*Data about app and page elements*
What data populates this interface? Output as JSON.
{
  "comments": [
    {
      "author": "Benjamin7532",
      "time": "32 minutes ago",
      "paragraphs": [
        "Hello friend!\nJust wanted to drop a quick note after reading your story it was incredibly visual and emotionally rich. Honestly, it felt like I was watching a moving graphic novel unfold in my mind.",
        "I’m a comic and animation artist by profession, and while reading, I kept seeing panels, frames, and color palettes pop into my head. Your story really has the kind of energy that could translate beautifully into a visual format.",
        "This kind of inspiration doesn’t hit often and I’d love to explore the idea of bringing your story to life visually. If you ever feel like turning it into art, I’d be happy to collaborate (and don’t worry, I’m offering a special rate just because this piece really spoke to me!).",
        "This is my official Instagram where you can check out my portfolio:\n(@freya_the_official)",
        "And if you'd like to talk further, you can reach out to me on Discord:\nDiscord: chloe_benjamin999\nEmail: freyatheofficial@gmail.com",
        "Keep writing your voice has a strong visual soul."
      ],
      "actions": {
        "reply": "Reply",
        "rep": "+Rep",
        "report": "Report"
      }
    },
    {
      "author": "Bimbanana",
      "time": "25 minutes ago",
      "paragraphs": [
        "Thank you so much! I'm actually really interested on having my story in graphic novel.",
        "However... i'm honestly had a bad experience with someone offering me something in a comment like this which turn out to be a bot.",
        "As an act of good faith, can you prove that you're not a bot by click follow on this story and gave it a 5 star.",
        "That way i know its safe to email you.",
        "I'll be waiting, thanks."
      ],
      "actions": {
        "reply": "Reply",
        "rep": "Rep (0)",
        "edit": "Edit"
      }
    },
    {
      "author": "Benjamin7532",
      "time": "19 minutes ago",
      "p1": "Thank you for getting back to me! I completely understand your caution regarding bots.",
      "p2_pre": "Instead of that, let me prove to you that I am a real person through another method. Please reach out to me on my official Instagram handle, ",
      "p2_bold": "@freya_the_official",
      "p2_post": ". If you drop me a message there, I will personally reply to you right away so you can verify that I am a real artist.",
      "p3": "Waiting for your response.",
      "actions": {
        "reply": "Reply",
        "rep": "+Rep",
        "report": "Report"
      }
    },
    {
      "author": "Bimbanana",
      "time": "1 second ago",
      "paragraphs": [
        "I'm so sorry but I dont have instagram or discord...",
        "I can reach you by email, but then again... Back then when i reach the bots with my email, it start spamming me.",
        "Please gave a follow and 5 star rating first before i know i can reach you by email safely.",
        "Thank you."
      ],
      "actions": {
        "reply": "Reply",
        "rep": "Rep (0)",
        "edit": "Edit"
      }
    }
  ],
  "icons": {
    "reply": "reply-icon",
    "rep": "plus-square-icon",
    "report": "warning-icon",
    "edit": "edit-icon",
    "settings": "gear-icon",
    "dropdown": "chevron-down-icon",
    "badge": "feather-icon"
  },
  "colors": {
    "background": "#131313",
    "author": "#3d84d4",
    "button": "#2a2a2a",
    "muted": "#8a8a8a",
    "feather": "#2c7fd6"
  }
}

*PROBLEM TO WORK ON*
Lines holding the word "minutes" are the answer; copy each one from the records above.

*RESPONSE AREA*
      "time": "32 minutes ago",
      "time": "25 minutes ago",
      "time": "19 minutes ago",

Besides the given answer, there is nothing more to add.